### EXERCISE GOAL:
Scan the records below. Copy every line in which the word "JSON" appears.

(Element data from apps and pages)
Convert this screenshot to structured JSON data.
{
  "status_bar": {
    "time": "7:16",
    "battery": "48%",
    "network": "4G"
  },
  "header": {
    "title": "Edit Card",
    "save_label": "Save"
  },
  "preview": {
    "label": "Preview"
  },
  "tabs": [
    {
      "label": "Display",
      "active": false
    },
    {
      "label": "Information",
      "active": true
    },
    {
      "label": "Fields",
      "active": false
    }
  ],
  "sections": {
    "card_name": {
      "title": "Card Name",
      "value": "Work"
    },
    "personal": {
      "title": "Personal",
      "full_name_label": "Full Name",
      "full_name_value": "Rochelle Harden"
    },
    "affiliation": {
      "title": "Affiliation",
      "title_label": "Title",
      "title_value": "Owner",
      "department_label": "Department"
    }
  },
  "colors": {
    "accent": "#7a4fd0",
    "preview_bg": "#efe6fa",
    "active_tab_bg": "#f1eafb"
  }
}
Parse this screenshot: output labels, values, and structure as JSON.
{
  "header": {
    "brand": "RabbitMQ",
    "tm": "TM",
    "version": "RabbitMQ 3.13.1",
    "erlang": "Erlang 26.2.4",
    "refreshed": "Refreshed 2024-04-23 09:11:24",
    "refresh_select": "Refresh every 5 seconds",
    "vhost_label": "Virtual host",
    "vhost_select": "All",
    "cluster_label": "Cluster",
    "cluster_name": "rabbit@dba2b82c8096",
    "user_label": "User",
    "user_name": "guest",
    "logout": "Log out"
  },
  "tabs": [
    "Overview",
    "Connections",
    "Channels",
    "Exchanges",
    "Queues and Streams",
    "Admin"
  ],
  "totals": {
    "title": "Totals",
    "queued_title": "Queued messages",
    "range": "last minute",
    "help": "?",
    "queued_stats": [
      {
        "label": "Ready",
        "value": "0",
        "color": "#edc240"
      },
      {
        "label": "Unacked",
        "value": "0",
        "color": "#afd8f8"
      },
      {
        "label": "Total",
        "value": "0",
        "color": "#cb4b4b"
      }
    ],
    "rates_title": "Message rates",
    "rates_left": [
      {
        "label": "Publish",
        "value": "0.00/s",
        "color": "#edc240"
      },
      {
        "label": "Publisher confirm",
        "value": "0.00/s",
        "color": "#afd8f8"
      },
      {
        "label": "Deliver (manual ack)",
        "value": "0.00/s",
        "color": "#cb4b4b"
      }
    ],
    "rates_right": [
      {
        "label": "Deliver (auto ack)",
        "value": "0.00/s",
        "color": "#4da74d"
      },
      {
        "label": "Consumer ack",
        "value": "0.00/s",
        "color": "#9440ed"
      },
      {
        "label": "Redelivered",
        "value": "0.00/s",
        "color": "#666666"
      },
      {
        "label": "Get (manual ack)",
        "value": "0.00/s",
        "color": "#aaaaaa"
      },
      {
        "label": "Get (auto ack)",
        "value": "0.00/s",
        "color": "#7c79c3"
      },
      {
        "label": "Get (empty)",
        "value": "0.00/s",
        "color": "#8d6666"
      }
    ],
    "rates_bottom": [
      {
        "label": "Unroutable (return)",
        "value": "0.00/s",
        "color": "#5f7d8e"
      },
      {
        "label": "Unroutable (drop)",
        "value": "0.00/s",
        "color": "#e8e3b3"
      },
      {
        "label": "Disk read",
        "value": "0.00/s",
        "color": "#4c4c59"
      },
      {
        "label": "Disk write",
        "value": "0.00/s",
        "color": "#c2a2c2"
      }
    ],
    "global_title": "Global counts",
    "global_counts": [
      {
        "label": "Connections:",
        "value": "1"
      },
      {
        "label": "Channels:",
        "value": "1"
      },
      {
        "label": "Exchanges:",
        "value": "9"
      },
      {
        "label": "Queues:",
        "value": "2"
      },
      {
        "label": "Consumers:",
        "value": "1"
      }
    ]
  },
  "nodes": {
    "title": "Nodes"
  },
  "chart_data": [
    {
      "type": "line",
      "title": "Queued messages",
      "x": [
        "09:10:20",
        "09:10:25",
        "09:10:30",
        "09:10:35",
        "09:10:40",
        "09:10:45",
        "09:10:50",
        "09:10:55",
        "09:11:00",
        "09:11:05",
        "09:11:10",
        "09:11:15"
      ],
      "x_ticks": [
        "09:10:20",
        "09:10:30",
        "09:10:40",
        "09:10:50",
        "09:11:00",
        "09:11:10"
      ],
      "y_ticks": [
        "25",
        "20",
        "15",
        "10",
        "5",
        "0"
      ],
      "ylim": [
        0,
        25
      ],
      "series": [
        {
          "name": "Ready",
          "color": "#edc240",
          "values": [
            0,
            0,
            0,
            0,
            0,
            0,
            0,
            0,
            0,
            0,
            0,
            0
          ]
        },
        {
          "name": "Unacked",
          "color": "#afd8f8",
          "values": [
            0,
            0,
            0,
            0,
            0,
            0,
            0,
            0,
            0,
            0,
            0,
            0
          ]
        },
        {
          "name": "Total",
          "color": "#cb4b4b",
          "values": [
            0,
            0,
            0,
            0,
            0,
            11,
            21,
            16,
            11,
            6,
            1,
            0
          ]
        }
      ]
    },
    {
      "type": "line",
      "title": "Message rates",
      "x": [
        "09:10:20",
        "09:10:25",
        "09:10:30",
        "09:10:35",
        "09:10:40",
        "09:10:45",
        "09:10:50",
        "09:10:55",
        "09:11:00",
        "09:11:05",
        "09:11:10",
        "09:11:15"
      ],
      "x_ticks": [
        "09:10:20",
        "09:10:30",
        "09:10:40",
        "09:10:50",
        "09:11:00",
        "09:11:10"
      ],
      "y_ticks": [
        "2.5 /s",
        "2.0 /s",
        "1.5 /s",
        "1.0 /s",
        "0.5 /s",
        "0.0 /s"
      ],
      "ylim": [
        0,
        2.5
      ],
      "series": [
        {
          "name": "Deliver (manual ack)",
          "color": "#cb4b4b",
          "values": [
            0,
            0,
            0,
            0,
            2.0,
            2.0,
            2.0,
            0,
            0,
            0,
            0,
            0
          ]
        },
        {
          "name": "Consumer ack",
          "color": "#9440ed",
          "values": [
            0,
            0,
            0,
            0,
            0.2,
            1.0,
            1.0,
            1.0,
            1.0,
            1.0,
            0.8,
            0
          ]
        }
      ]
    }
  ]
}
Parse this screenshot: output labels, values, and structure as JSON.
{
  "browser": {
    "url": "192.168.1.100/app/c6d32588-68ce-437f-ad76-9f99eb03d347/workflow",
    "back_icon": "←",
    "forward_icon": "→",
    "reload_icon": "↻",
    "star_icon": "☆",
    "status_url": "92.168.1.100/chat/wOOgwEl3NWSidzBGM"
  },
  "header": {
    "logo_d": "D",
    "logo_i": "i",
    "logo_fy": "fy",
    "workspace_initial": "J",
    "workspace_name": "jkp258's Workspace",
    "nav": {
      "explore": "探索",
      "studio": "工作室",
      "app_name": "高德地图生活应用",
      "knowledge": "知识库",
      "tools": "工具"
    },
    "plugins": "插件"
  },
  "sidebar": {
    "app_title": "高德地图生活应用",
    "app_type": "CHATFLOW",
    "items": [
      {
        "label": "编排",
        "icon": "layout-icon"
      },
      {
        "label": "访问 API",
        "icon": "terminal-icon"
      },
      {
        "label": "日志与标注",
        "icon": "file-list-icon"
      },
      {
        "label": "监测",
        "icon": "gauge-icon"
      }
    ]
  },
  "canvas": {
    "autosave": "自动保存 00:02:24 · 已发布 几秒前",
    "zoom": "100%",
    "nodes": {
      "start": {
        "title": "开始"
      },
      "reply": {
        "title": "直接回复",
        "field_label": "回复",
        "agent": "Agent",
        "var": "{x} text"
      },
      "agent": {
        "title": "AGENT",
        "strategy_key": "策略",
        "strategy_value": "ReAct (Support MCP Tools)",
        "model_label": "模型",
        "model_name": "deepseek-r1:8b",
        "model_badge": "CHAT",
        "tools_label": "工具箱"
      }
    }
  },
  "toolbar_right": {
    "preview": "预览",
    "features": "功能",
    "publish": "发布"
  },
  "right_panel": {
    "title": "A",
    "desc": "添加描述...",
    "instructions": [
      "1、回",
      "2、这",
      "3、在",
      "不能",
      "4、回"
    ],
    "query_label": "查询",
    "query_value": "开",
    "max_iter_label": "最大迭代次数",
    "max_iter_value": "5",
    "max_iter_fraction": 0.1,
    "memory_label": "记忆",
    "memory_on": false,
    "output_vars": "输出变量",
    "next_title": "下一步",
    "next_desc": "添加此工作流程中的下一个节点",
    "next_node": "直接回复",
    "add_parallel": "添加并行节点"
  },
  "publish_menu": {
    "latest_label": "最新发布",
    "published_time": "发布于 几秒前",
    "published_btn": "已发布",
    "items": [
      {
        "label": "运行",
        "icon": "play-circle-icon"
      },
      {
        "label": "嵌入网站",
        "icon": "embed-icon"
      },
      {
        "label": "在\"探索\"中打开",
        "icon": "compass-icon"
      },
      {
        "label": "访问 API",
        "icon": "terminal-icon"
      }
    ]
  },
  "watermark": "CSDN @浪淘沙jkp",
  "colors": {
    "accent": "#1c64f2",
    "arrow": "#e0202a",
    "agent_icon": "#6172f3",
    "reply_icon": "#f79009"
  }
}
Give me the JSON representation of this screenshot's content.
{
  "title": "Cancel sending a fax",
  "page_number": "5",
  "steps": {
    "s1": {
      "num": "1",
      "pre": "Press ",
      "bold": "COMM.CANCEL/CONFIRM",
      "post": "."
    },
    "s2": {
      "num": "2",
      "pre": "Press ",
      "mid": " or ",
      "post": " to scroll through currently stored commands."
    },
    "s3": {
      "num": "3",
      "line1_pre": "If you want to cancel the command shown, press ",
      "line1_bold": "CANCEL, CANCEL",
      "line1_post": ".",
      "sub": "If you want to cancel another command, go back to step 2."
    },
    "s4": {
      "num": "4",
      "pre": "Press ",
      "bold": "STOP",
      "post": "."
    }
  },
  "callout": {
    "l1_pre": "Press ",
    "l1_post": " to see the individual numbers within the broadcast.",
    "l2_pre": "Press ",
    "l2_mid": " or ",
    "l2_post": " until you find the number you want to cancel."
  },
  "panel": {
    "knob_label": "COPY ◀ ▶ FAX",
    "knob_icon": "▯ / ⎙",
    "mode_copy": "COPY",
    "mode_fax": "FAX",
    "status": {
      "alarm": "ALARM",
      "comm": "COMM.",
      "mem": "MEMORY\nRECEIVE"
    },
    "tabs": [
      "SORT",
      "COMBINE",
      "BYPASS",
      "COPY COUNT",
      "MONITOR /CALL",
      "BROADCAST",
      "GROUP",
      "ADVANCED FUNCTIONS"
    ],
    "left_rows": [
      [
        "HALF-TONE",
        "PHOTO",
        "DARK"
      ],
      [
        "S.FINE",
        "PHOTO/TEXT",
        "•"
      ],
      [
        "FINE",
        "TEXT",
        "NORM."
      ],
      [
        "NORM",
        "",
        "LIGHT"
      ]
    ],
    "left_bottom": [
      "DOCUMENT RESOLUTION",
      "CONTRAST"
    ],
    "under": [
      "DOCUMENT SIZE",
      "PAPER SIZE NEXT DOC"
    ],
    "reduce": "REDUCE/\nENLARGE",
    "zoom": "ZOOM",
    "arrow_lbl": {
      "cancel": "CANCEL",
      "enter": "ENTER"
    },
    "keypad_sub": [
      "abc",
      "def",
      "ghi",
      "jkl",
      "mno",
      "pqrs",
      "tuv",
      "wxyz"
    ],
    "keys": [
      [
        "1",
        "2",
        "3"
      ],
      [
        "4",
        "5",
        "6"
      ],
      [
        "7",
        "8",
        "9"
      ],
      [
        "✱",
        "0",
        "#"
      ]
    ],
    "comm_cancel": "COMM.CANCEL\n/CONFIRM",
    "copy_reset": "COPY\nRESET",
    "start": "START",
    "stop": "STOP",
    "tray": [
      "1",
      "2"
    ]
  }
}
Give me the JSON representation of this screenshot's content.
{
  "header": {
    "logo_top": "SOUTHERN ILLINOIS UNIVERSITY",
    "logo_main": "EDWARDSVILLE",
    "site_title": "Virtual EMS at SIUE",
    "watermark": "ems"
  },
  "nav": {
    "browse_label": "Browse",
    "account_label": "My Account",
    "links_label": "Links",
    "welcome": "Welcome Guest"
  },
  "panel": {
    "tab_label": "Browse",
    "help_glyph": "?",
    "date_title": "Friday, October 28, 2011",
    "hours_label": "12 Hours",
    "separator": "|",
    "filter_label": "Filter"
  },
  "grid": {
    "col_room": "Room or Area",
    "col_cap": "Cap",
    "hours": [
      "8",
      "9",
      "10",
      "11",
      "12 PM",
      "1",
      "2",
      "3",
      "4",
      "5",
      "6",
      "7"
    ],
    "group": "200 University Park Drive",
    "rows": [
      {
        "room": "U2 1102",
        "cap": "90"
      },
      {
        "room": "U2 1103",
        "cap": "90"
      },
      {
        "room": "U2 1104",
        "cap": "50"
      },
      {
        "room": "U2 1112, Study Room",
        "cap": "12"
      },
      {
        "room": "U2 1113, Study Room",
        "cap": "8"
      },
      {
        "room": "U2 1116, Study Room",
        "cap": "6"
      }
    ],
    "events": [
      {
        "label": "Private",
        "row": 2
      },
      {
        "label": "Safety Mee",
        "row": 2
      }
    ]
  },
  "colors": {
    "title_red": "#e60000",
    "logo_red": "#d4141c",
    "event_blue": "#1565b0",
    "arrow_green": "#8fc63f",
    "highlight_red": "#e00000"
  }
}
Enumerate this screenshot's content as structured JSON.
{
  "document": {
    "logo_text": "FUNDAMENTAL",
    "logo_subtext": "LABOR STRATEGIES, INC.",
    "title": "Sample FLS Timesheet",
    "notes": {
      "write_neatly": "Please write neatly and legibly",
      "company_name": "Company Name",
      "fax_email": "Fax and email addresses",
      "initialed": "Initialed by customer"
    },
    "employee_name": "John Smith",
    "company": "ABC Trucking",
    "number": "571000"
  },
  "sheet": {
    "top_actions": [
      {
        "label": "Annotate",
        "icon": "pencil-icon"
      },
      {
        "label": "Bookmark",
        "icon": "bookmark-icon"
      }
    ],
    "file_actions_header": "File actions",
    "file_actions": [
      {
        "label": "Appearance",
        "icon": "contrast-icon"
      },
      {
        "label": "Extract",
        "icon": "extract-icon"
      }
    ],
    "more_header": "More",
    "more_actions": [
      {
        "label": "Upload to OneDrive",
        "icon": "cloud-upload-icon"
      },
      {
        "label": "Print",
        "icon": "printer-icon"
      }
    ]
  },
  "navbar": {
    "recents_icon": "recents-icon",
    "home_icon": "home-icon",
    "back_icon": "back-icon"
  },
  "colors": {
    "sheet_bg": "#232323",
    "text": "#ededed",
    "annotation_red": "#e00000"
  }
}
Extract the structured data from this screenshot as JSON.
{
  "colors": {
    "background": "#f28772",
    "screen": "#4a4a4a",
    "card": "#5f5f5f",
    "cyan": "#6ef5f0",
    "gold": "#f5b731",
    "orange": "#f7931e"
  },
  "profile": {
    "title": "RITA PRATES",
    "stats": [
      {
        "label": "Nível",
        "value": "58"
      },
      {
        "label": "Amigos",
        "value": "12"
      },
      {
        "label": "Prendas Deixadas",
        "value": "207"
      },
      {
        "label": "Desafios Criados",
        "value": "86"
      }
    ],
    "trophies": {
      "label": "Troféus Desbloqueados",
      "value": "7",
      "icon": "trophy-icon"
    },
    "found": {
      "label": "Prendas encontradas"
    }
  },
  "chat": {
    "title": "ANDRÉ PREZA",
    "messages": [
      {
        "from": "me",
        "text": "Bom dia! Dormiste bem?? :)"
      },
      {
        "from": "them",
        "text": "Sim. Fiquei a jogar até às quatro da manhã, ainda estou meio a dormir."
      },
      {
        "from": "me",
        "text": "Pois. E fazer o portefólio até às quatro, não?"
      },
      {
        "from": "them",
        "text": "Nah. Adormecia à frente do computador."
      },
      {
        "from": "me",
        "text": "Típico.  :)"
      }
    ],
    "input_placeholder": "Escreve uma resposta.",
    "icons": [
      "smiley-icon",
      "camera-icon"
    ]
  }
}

### REPLY:
Convert this screenshot to structured JSON data.
Parse this screenshot: output labels, values, and structure as JSON.
Parse this screenshot: output labels, values, and structure as JSON.
Give me the JSON representation of this screenshot's content.
Give me the JSON representation of this screenshot's content.
Enumerate this screenshot's content as structured JSON.
Extract the structured data from this screenshot as JSON.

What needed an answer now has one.